The environment of the Coturnix quail has changed since its ancient ancestors. Feeds, weather, breeding filters and predators have shaped quail throughout history. This could result in new breeding & incubating techniques that affect the fertility levels dramatically.
Common quail (Coturnix Coturnix) in the wild live in temperate and tropical environments throughout Europe, Egypt, Northern Japan, Asia and China. They consume seeds and insects on the ground. They are reluctant to flying and prefer to save energy by creeping away from danger. The hens lay between 6-12 eggs and nest on the ground.
These little biblical birds earliest domestication started around the 16Th. century by the Japanese. They were kept as singing birds. By the 1900’s, these birds became popular for egg production and meat. The quail are now domesticated for egg laying and meat, these subspecies are known as Japanese quail (Coturnix Japonica).

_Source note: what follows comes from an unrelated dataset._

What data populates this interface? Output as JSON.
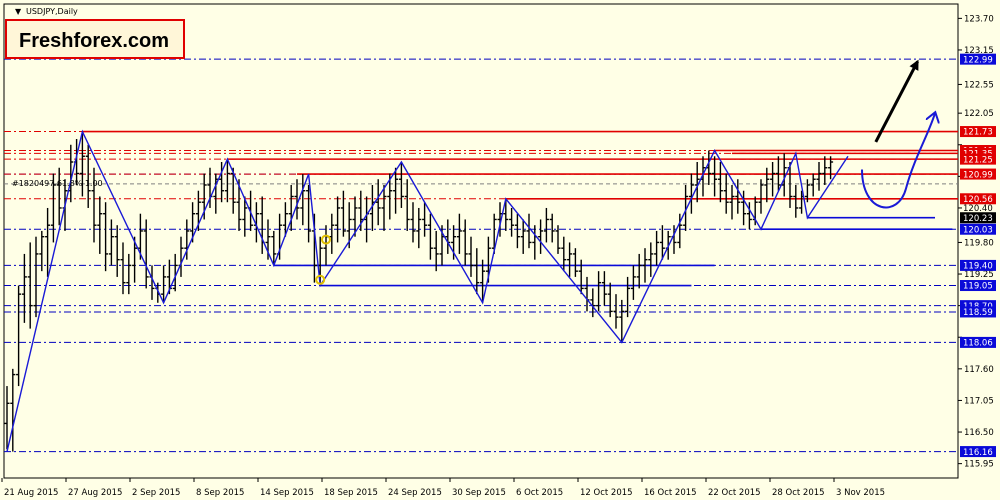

In the past, the United States Game Department made an attempt to establish one million Japanese quail into the wild in the mid 1950’s. The attempt failed because the quail were too fragile to withstand the American climates. It is now known that common quail and Japanese quail share many common genetics, traits, including; the behavior to hide instead to fly and nest on the ground and others. This is the case in both the wild and domesticated types. The Japanese quail are prolific layers, laying up to 200 eggs during the first year however, it’s wild relative usually only lay up to 18 eggs per season. In conclusion, because of many different species, today quail have a high survival rate and are found all over the world.